Digitization is essential for production

In terms of smart logistics, the BMW Group is promoting innovative and trend-setting logistics systems: "The development of the Smart Transport Robot is an important milestone for the BMW Group when it comes to digitization and autonomization in production logistics. This innovation project makes an important contribution to the agility of the supply chain in Logistics and Production. It enables the supply chain to adapt to changing external conditions quickly and flexibly," comments Dr. Dirk Dreher, Vice President of Foreign Supply at the BMW Group.

Autonomous navigation in Supply Logistics

Measuring its distance to three radio transmitters allows the robot to calculate its exact position and route. With the help of sensors, it identifies critical situations and can respond accordingly, sharing the route with people and other vehicles. At a later point when the innovation is being implemented in series operation, a 3D camera system will make navigation even more accurate.
The transport robot will be able to function without the floor-mounted induction loops for navigation and will move freely within the space.

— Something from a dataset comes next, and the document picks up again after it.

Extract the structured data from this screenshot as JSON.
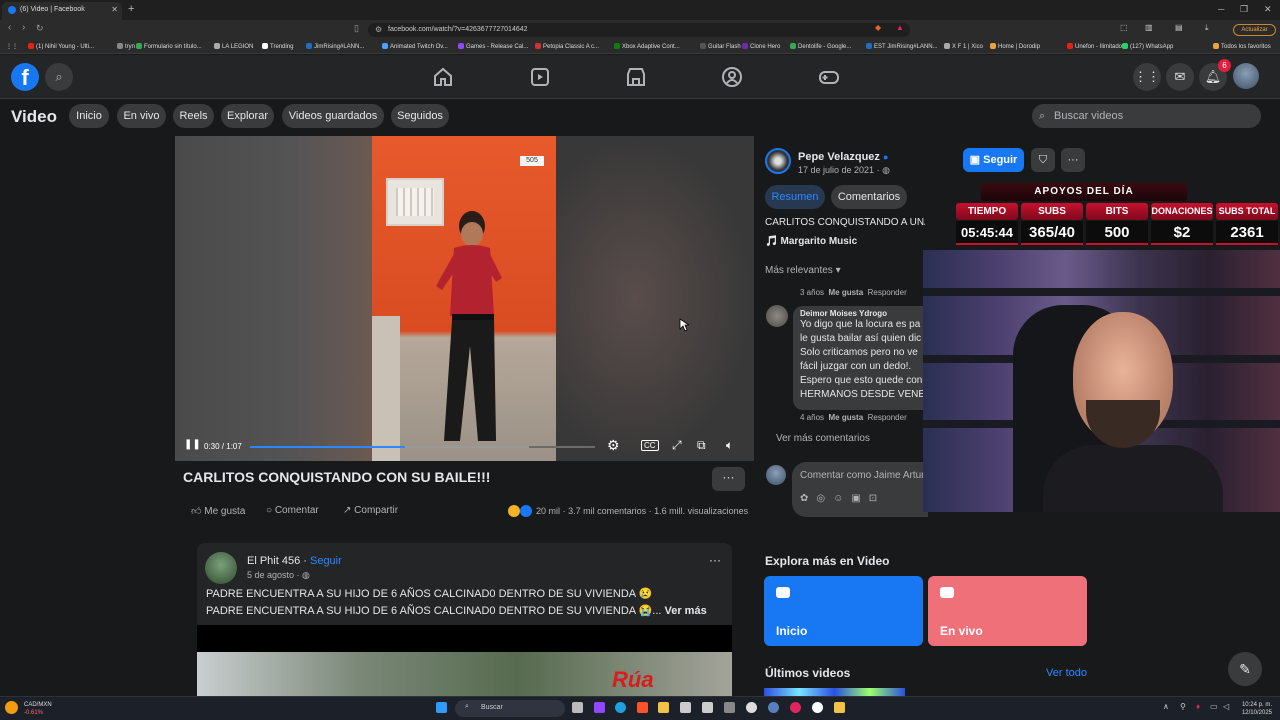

The battery-powered radio transmitters mounted to the walls of the hall can be expanded to further areas in logistics flexibly without major effort and at low costs.

Utilization of recycled BMW i3 batteries

For the BMW Group, a self-driving robot tailored to meet the demands of the company's supply logistics and production supply is a top priority. Besides custom-fit measurements for the containers to be transported, the vehicle also has sufficient battery capacity as the developers have drawn on the experience gained with BMW i: batteries previously fitted in BMW i3 vehicles are being sustainably reused. This BMW i3 battery module will provide eight hours' worth of energy, covering a full shift.

Pilot project is being transferred to series operations this year

The BMW Group has partnered with the Fraunhofer Institute for this project. The collaboration under the label of the BMW Enterprise Lab for Flexible Logistics was established in September 2015. It aims to explore future solutions for logistics areas. Initial findings will be presented at the trade fair LogiMAT 2016 in Stuttgart from March 8 to 10, 2016, at the stand of the Fraunhofer IML as well as in the forum "New transport robots – agile, strong, versatile". In the future, the Smart Transport Robot can be deployed in both packing areas and in assembly logistics. This step in the automation simplifies the materials procurement process for workers in packing departments and reduces the supply space in the supermarket. The self-driving robot is being developed and tested at the BMW Group's Innovation Park in Wackersdorf. This center is the logistics hub for material management and just-in-sequence supply to BMW Group sites in ten different countries. Wackersdorf is also home to the cockpit production for several plants.

Additional information

The presentation of the Smart Transport Robot takes place at the LogiMAT Fair in Stuttgart, Germany, in the forum "New transport robots – agile, strong, versatile":

Tuesday, March 9, 2016, between 2:30 and 4:00 p.m. in Forum A, Hall 1. The fair stand of the Fraunhofer IML is located in Hall 1, Stand 1K61.

Share This Photo X